The Kotzebue AFS was deactivated on 1 Nov l983 even before the FPS-117 radars were installed.
Kotzebue Long-Range Radar Site
A new FPS-117 Minimally Attended Radar (MAR) was installed between April-June 1984. The site was operational on 9 Jun 1984 and re-designated as Kotzebue Long-Range Radar Site operated and maintained by contractors. The Long-Range radar site was connected to the Elmendorf JSS Regional Operations Control Center (ROCC) which was activated on 14 Jun 1983. The FPS-117 radar fed data to the ROCC FYQ-93 computers via satellite.
The Elmendorf ROCC evolved into a Regional Air Operations Center (RAOC) which now operates with the Battle Control System-Fixed (BCS-F) FYQ-156 computer system. The RAOC is currently a component of the Alaska NORAD Region (ANR) and is operated by active Alaska Air National Guard members, Canadian servicemembers, and active duty augmentees. Elmendorf AFB is now a part of Joint Base Elmendorf-Richardson.
By 2011 the MAR FPS-117 radars were outdated and increasingly unsupportable because parts and components were no longer available. In 2011 the U.S. Air Force awarded Lockheed Martin $46.8 million in contract options to begin modernization of 29 long-range radars. Under the EPRP contract, Lockheed Martin was to modernize 15 radars in Alaska including Kotzebue. The last FPS-117 site was upgraded in June 2015.
The EPRP program replaced four major subassemblies on the FPS-117: the Maintenance and Control System, the Beacon system, the Uninterruptable Power Supply/Communications Rack, and Local Control Terminals, which allow remote monitoring, troubleshooting, and control of the radars. The modifications reduced the line-replaceable unit count by approximately 80 percent, easing maintenance and the number of parts on the shelf. The program is expected to extend the supportably of the radar thru 2025.
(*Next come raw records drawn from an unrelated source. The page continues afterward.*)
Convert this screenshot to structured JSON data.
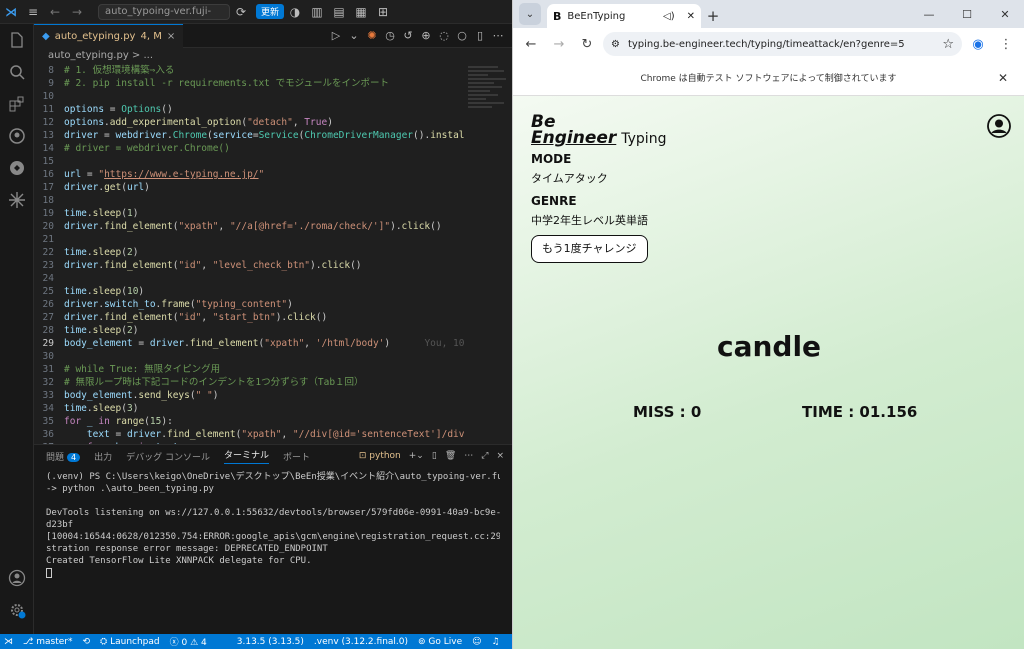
{
  "vscode": {
    "command_center": "auto_typoing-ver.fuji-",
    "update_label": "更新",
    "tab": {
      "name": "auto_etyping.py",
      "status": "4, M"
    },
    "breadcrumb": "auto_etyping.py > ...",
    "code_lines": [
      {
        "n": "8",
        "html": "<span class='cm'># 1. 仮想環境構築⇒入る</span>"
      },
      {
        "n": "9",
        "html": "<span class='cm'># 2. pip install -r requirements.txt でモジュールをインポート</span>"
      },
      {
        "n": "10",
        "html": ""
      },
      {
        "n": "11",
        "html": "<span class='id'>options</span> = <span class='cl'>Options</span>()"
      },
      {
        "n": "12",
        "html": "<span class='id'>options</span>.<span class='fn'>add_experimental_option</span>(<span class='st'>\"detach\"</span>, <span class='kw'>True</span>)"
      },
      {
        "n": "13",
        "html": "<span class='id'>driver</span> = <span class='id'>webdriver</span>.<span class='cl'>Chrome</span>(<span class='id'>service</span>=<span class='cl'>Service</span>(<span class='cl'>ChromeDriverManager</span>().<span class='fn'>install</span>()<span class='ghost'>, optio</span>"
      },
      {
        "n": "14",
        "html": "<span class='cm'># driver = webdriver.Chrome()</span>"
      },
      {
        "n": "15",
        "html": ""
      },
      {
        "n": "16",
        "html": "<span class='id'>url</span> = <span class='st'>\"<u>https://www.e-typing.ne.jp/</u>\"</span>"
      },
      {
        "n": "17",
        "html": "<span class='id'>driver</span>.<span class='fn'>get</span>(<span class='id'>url</span>)"
      },
      {
        "n": "18",
        "html": ""
      },
      {
        "n": "19",
        "html": "<span class='id'>time</span>.<span class='fn'>sleep</span>(<span class='nb'>1</span>)"
      },
      {
        "n": "20",
        "html": "<span class='id'>driver</span>.<span class='fn'>find_element</span>(<span class='st'>\"xpath\"</span>, <span class='st'>\"//a[@href='./roma/check/']\"</span>).<span class='fn'>click</span>()"
      },
      {
        "n": "21",
        "html": ""
      },
      {
        "n": "22",
        "html": "<span class='id'>time</span>.<span class='fn'>sleep</span>(<span class='nb'>2</span>)"
      },
      {
        "n": "23",
        "html": "<span class='id'>driver</span>.<span class='fn'>find_element</span>(<span class='st'>\"id\"</span>, <span class='st'>\"level_check_btn\"</span>).<span class='fn'>click</span>()"
      },
      {
        "n": "24",
        "html": ""
      },
      {
        "n": "25",
        "html": "<span class='id'>time</span>.<span class='fn'>sleep</span>(<span class='nb'>10</span>)"
      },
      {
        "n": "26",
        "html": "<span class='id'>driver</span>.<span class='id'>switch_to</span>.<span class='fn'>frame</span>(<span class='st'>\"typing_content\"</span>)"
      },
      {
        "n": "27",
        "html": "<span class='id'>driver</span>.<span class='fn'>find_element</span>(<span class='st'>\"id\"</span>, <span class='st'>\"start_btn\"</span>).<span class='fn'>click</span>()"
      },
      {
        "n": "28",
        "html": "<span class='id'>time</span>.<span class='fn'>sleep</span>(<span class='nb'>2</span>)"
      },
      {
        "n": "29",
        "html": "<span class='id'>body_element</span> = <span class='id'>driver</span>.<span class='fn'>find_element</span>(<span class='st'>\"xpath\"</span>, <span class='st'>'/html/body'</span>)      <span class='ghost'>You, 10 か</span>"
      },
      {
        "n": "30",
        "html": ""
      },
      {
        "n": "31",
        "html": "<span class='cm'># while True: 無限タイピング用</span>"
      },
      {
        "n": "32",
        "html": "<span class='cm'># 無限ループ時は下記コードのインデントを1つ分ずらす（Tab１回）</span>"
      },
      {
        "n": "33",
        "html": "<span class='id'>body_element</span>.<span class='fn'>send_keys</span>(<span class='st'>\" \"</span>)"
      },
      {
        "n": "34",
        "html": "<span class='id'>time</span>.<span class='fn'>sleep</span>(<span class='nb'>3</span>)"
      },
      {
        "n": "35",
        "html": "<span class='kw'>for</span> <span class='id'>_</span> <span class='kw'>in</span> <span class='fn'>range</span>(<span class='nb'>15</span>):"
      },
      {
        "n": "36",
        "html": "    <span class='id'>text</span> = <span class='id'>driver</span>.<span class='fn'>find_element</span>(<span class='st'>\"xpath\"</span>, <span class='st'>\"//div[@id='sentenceText']/div/spa</span><span class='ghost'>n[cla</span>"
      },
      {
        "n": "37",
        "html": "    <span class='kw'>for</span> <span class='id'>char</span> <span class='kw'>in</span> <span class='id'>text</span>:"
      }
    ],
    "current_line": "29",
    "panel_tabs": [
      "問題",
      "出力",
      "デバッグ コンソール",
      "ターミナル",
      "ポート"
    ],
    "problems_count": "4",
    "terminal_name": "python",
    "terminal_lines": [
      "(.venv) PS C:\\Users\\keigo\\OneDrive\\デスクトップ\\BeEn授業\\イベント紹介\\auto_typoing-ver.fuji",
      "-> python .\\auto_been_typing.py",
      "",
      "DevTools listening on ws://127.0.0.1:55632/devtools/browser/579fd06e-0991-40a9-bc9e-62bccd3",
      "d23bf",
      "[10004:16544:0628/012350.754:ERROR:google_apis\\gcm\\engine\\registration_request.cc:291] Regi",
      "stration response error message: DEPRECATED_ENDPOINT",
      "Created TensorFlow Lite XNNPACK delegate for CPU."
    ],
    "status": {
      "branch": "master*",
      "launchpad": "Launchpad",
      "errors": "0",
      "warnings": "4",
      "python_version": "3.13.5 (3.13.5)",
      "venv": ".venv (3.12.2.final.0)",
      "golive": "Go Live"
    }
  },
  "chrome": {
    "tab_title": "BeEnTyping",
    "url": "typing.be-engineer.tech/typing/timeattack/en?genre=5",
    "infobar": "Chrome は自動テスト ソフトウェアによって制御されています",
    "logo_be": "Be",
    "logo_engineer": "Engineer",
    "logo_typing": "Typing",
    "mode_label": "MODE",
    "mode_value": "タイムアタック",
    "genre_label": "GENRE",
    "genre_value": "中学2年生レベル英単語",
    "retry_label": "もう1度チャレンジ",
    "word": "candle",
    "miss": "MISS : 0",
    "time": "TIME : 01.156"
  }
}
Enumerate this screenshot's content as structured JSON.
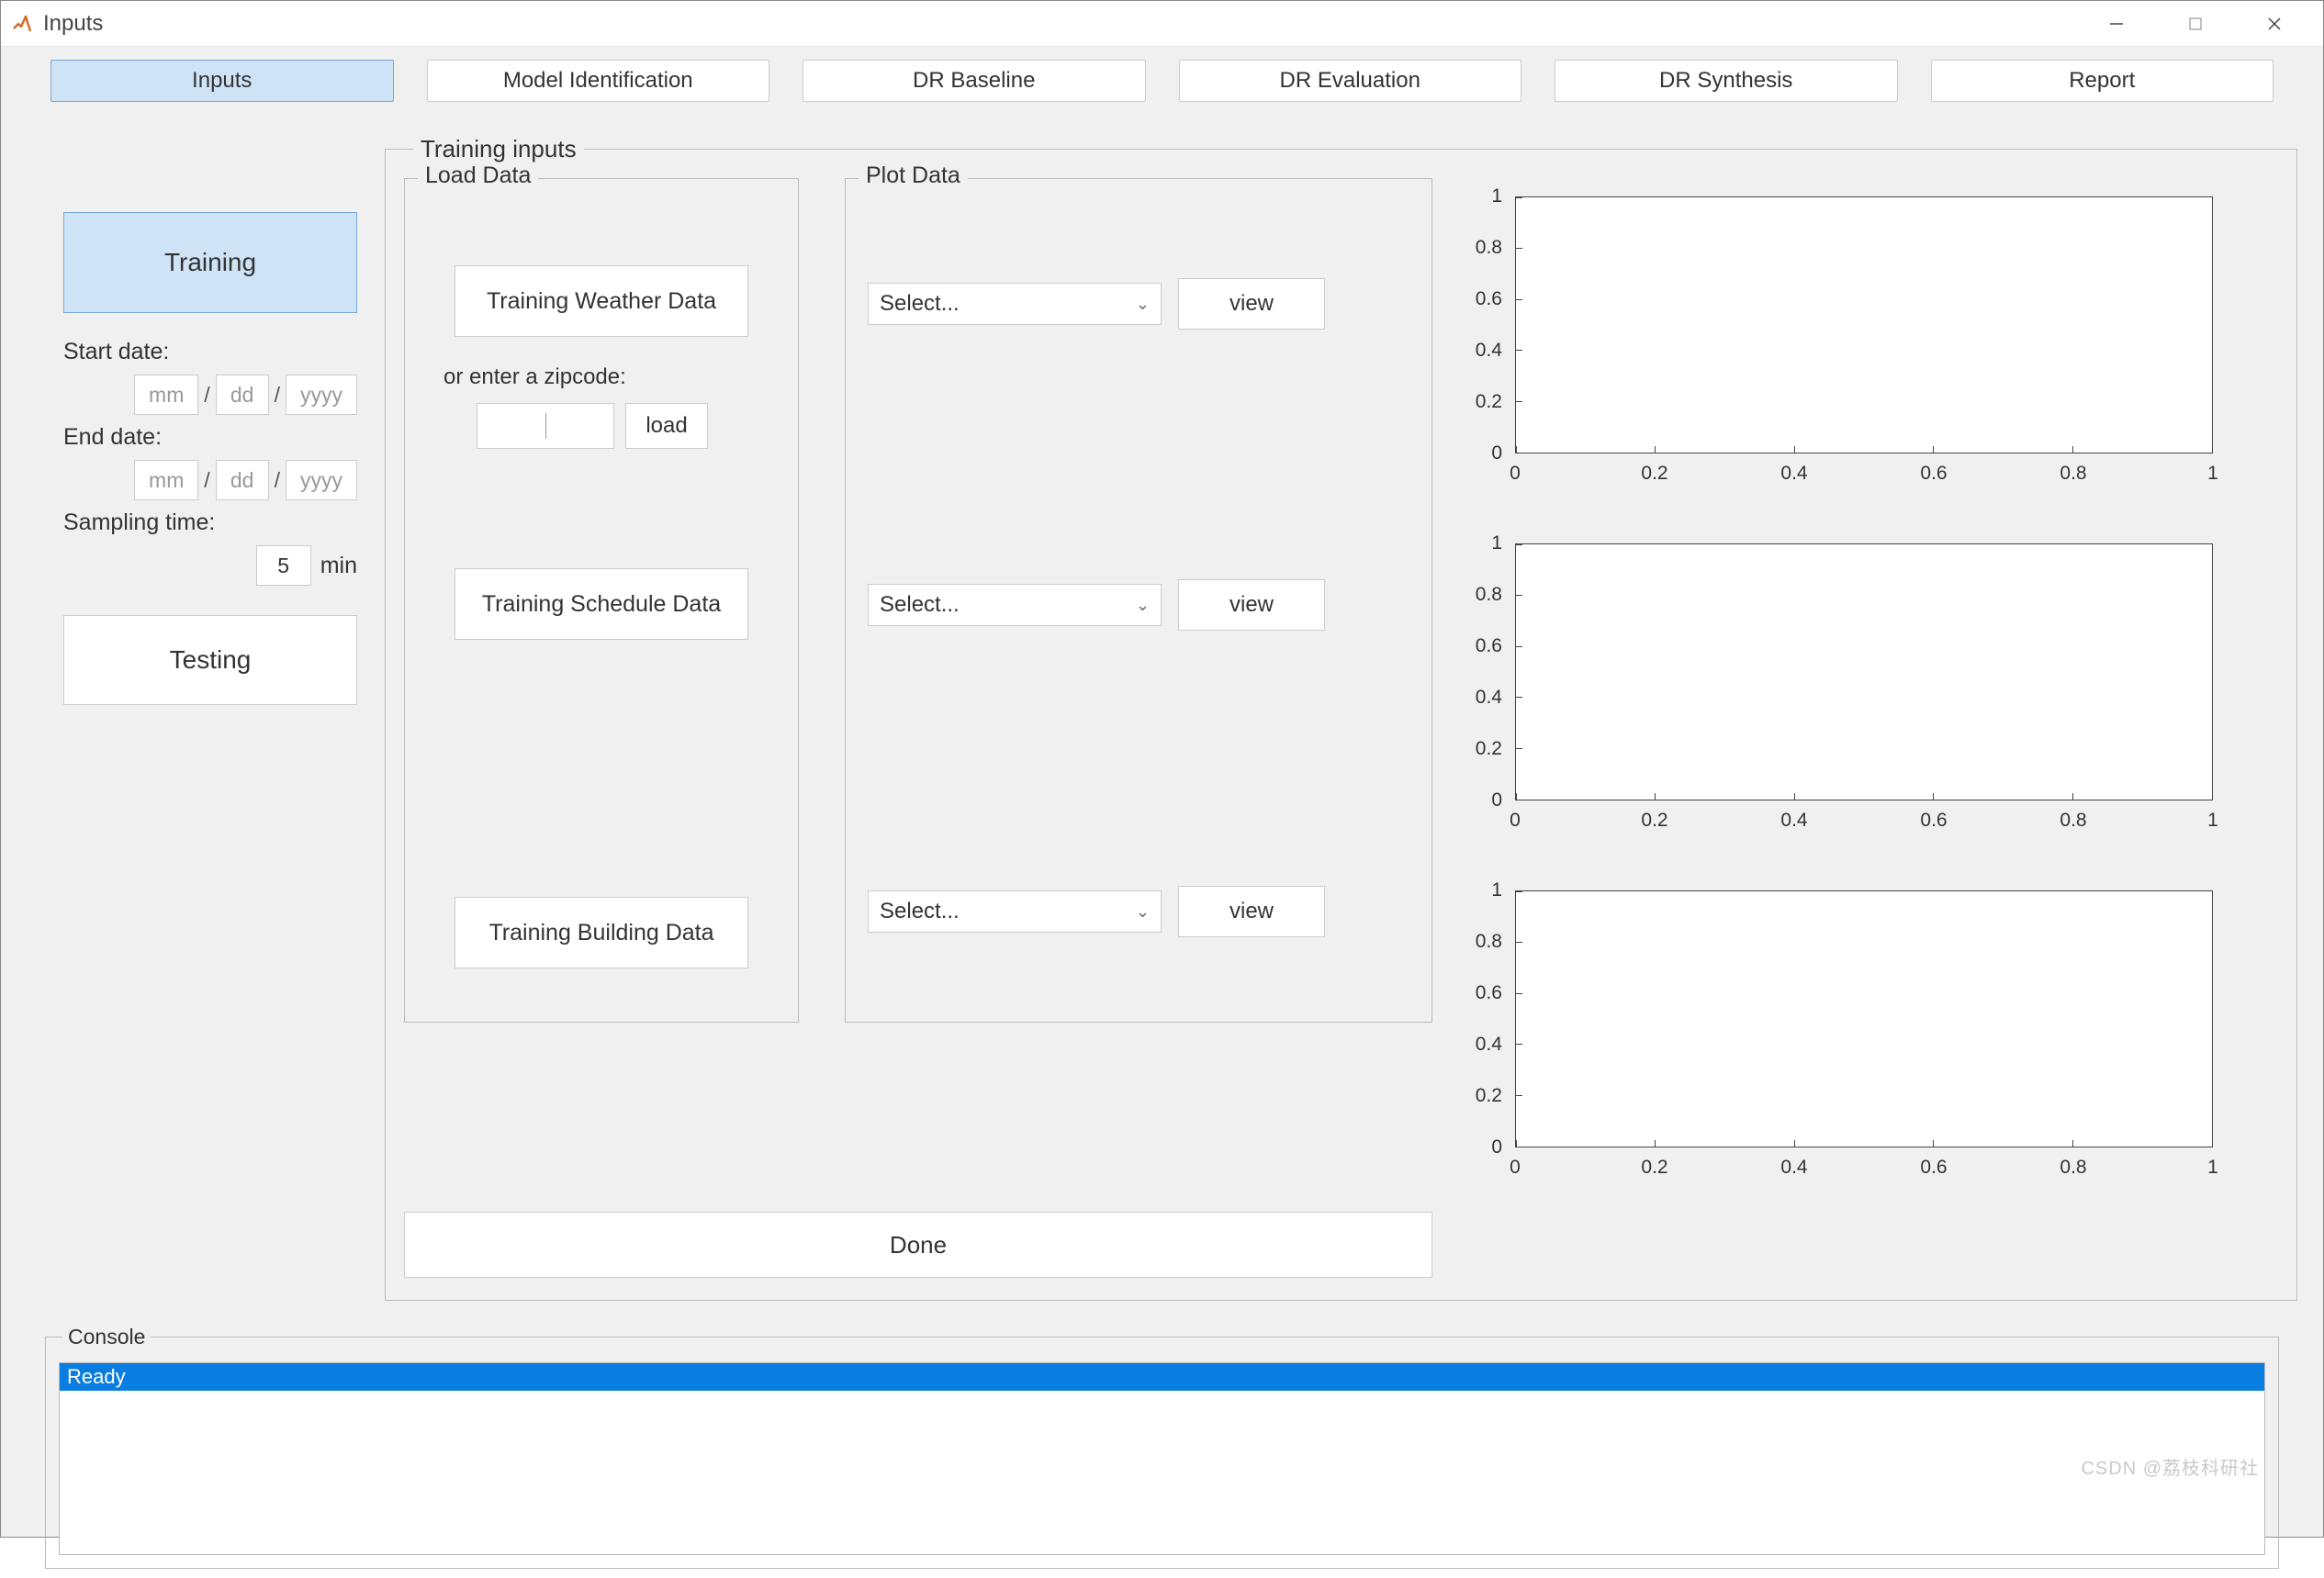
{
  "window": {
    "title": "Inputs"
  },
  "nav": {
    "tabs": [
      {
        "label": "Inputs",
        "active": true
      },
      {
        "label": "Model Identification"
      },
      {
        "label": "DR Baseline"
      },
      {
        "label": "DR Evaluation"
      },
      {
        "label": "DR Synthesis"
      },
      {
        "label": "Report"
      }
    ]
  },
  "left": {
    "training_btn": "Training",
    "testing_btn": "Testing",
    "start_label": "Start date:",
    "end_label": "End date:",
    "sampling_label": "Sampling time:",
    "sampling_value": "5",
    "sampling_unit": "min",
    "date_placeholders": {
      "mm": "mm",
      "dd": "dd",
      "yyyy": "yyyy"
    }
  },
  "training_inputs": {
    "legend": "Training inputs",
    "load_data": {
      "legend": "Load Data",
      "weather_btn": "Training Weather Data",
      "zip_hint": "or enter a zipcode:",
      "zip_value": "",
      "zip_load_btn": "load",
      "schedule_btn": "Training Schedule Data",
      "building_btn": "Training Building Data"
    },
    "plot_data": {
      "legend": "Plot Data",
      "select_placeholder": "Select...",
      "view_btn": "view"
    },
    "done_btn": "Done"
  },
  "chart_data": [
    {
      "type": "line",
      "x": [],
      "y": [],
      "xlim": [
        0,
        1
      ],
      "ylim": [
        0,
        1
      ],
      "xticks": [
        0,
        0.2,
        0.4,
        0.6,
        0.8,
        1
      ],
      "yticks": [
        0,
        0.2,
        0.4,
        0.6,
        0.8,
        1
      ],
      "title": "",
      "xlabel": "",
      "ylabel": ""
    },
    {
      "type": "line",
      "x": [],
      "y": [],
      "xlim": [
        0,
        1
      ],
      "ylim": [
        0,
        1
      ],
      "xticks": [
        0,
        0.2,
        0.4,
        0.6,
        0.8,
        1
      ],
      "yticks": [
        0,
        0.2,
        0.4,
        0.6,
        0.8,
        1
      ],
      "title": "",
      "xlabel": "",
      "ylabel": ""
    },
    {
      "type": "line",
      "x": [],
      "y": [],
      "xlim": [
        0,
        1
      ],
      "ylim": [
        0,
        1
      ],
      "xticks": [
        0,
        0.2,
        0.4,
        0.6,
        0.8,
        1
      ],
      "yticks": [
        0,
        0.2,
        0.4,
        0.6,
        0.8,
        1
      ],
      "title": "",
      "xlabel": "",
      "ylabel": ""
    }
  ],
  "console": {
    "legend": "Console",
    "lines": [
      "Ready"
    ]
  },
  "watermark": "CSDN @荔枝科研社"
}
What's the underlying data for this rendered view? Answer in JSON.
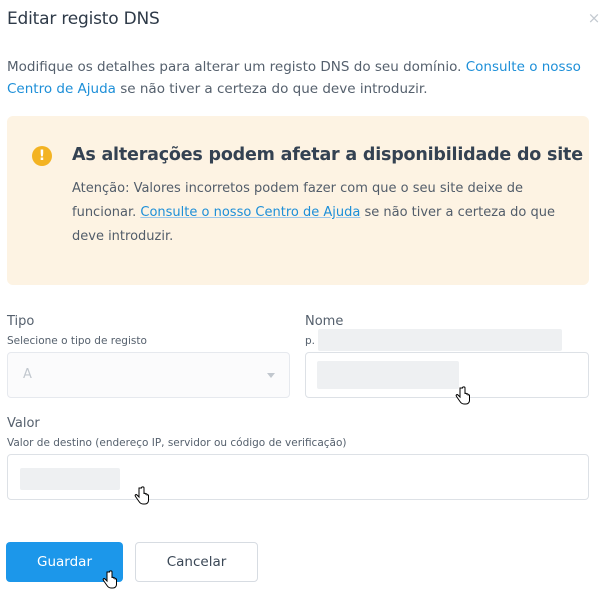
{
  "dialog": {
    "title": "Editar registo DNS",
    "close_label": "×",
    "intro": {
      "text": "Modifique os detalhes para alterar um registo DNS do seu domínio. ",
      "link": "Consulte o nosso Centro de Ajuda",
      "suffix": " se não tiver a certeza do que deve introduzir."
    },
    "warning": {
      "icon": "exclamation-icon",
      "icon_glyph": "!",
      "title": "As alterações podem afetar a disponibilidade do site",
      "body_prefix": "Atenção: Valores incorretos podem fazer com que o seu site deixe de funcionar. ",
      "body_link": "Consulte o nosso Centro de Ajuda",
      "body_suffix": " se não tiver a certeza do que deve introduzir."
    },
    "fields": {
      "tipo": {
        "label": "Tipo",
        "help": "Selecione o tipo de registo",
        "value": "A"
      },
      "nome": {
        "label": "Nome",
        "help": "p."
      },
      "valor": {
        "label": "Valor",
        "help": "Valor de destino (endereço IP, servidor ou código de verificação)"
      }
    },
    "buttons": {
      "save": "Guardar",
      "cancel": "Cancelar"
    }
  },
  "colors": {
    "accent": "#1c97ea",
    "link": "#1d8fd8",
    "warning_bg": "#fdf3e3",
    "warning_icon": "#f3b323"
  }
}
The physical plant of the site was originally divided into the main site, a cantonment area. The main site housed the radar towers and the backup generators. The cantonment area housed the operations area, the enlisted quarters (BAQ), the bachelor officer's quarters (BOQ), the orderly room, the dining hall and other support areas in a single large two-story composite building. A separate recreation hall was connected to the composite building. No family housing was provided as this was considered a remote unaccompanied tour (1 year).
Air-Ground (A-G) Communications
Separate radio facilities housed the radio equipment for communicating with aircraft.
Kotzebue White Alice Communications Site
After HF systems proved inadequate for command and control communications, the Air Force implemented the White Alice Communications System (WACS). This was a system of tropospheric scatter and microwave radio relay sites constructed during the mid-1950s to provide reliable communications to Alaska Air Command (AAC) AC&W system.
The Kotzebue White Alice tropo site was activated on 25 May 1957. It linked to Granite Mountain WACS (105 miles) with a pair of 30’ tropo dish antennas and to Lisburne WACS (168 miles) with a pair of 60’ tropo billboard antennas. The equipment and power building was 5,280 square-foot facility. POL storage was three tanks totaling 7950 barrels.
The specific links from Kotzebue (OTZ) as/of July 1977 were:
Kotzebue WACS (OTZ1)
Kotzebue E.S. (OTZ8)
The Kotzebu WACS was inactivated circa 1979 and replaced by an Alascom-owned satellite earth terminal.
Active long-range radar site but most of the old AC&W site buildings have been demolished. The site has also had an environmental remediation project that has further erased signs of the old AC&W site and the White Alice tropo site. What remains is the FPS-117 Building and the ...... operations LRRS building.